Does this describe you or your company?
It seems like managers involved in the manufacturing production process never have enough reports or data. It’s not uncommon for our consultants at Visual South to get requests that begin with, “It would be great if I could get a report that…” Truth be told, the requests usually make a lot of sense. So, we develop the report and our customers start using it.
Sometimes when a report’s information points to a problem, users declare that there must be something wrong with the data. Here’s where it can get weird: No one challenges that declaration! Everyone just accepts that the data is bad and moves beyond it like everything is OK. Imagine going to your cardiologist to get test results and he lets you know they found 90% blockage in three of your arteries, but then he dismisses the findings. “I guess you can just keep doing what you have been doing,” he says.
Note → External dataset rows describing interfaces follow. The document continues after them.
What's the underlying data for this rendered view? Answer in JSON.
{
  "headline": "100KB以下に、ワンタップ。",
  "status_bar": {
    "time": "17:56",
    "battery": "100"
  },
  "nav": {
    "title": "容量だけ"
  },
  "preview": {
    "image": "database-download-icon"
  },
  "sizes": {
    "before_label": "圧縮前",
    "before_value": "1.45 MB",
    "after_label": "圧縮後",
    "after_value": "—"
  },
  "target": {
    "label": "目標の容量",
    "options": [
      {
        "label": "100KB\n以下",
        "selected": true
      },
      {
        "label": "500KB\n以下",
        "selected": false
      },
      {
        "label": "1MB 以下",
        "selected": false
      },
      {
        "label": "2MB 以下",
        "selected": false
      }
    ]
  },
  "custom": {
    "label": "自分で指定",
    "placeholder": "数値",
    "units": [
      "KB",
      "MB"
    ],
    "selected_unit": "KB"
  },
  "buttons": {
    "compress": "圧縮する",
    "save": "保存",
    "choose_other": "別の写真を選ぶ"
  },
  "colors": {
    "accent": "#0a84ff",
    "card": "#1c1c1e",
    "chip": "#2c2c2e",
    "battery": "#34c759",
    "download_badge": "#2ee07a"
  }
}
Now imagine accepting that. I don’t think so…
Granted, most requests for data in the manufacturing industry’s production processes are not life-and-death situations. However, it’s not a stretch to say all the tasks involved affect people’s lives. Whether it’s helping someone be more efficient, removing redundant steps, or increasing your odds of shipping on time, reports and data are important. Therefore, a process must be put in place to assure the data is clean and give you the confidence to believe what it tells you.
Want to talk about cleaning up your data?
3 steps to clean your manufacturing production process data
Putting a method in place that ensures the data from your manufacturing production process is clean is more about managing people than data, because it is the action (or inaction) of people that creates bad data. Here are the fundamental steps in creating a process that keeps your data clean and believable.
- Use the data every day. This may sound silly, but it is the absolute foundation of good data. If the data isn’t used every day, mistakes can go unnoticed for weeks or months. This means the people introducing bad data into the system don’t know they are doing anything wrong. And then they keep doing it and the data becomes riddled with errors.
- Rely on the data. If you don’t rely on the data, I would question if you really need it. Keeping data clean requires some effort. That effort is only worth it if you rely on the data and find it useful (see #1). A cardiologist relies on data about a patient’s arteries because serious decisions are made using that data. If you’re not relying on the data to make decisions, you won’t care if it’s wrong and consequently won’t be motivated to fix it. Your mindset has to be to eliminate bad data. Without this mindset, you will just skip over the bad data.
- Find the root cause of any error and eliminate the cause. This is where it gets interesting. I understand it’s easier to say “eliminate the cause” than it is to do it. Solutions for fixing bad data will depend on the problem, but keep this basic framework in mind: If people know that others are relying on the information they are entering in the system, they do a better job. That’s why it’s important to use and rely on the information every day. Your reliance on the information translates to relying on other people. Those other people don’t want to be a problem, so they focus on doing the right thing. After a little bit of time, this attitude becomes part of the culture.
Here is an example of using these three steps to keep data clean for manufacturing industry production processes. Most companies we work with want accurate work order costing. Some achieve this goal, but many do not. In most cases, the problem is inaccurate labor reporting. Trying to make labor reporting more accurate usually doesn’t lead to great results because the data isn’t being used every day by production. To fix this, we introduce efficiency reports that provide a score as to how well a department is running. What’s the data used to provide this score? Standard rates compared to actual rates; and the actual rates come from labor reporting. Now there is a motivation for the data to be accurate. In addition, supervisors get daily reports of all the labor tickets for their employees for the previous shift. They need to fix any errors and sign off on the report. This makes everyone responsible, and it creates an environment where mistakes are addressed right away. The result is clean data.
Making an effort to clean up your data, and keep it clean, will help you believe what your reports tell you (the good and the bad). If you want more advice on how to get rid of bad data, contact me.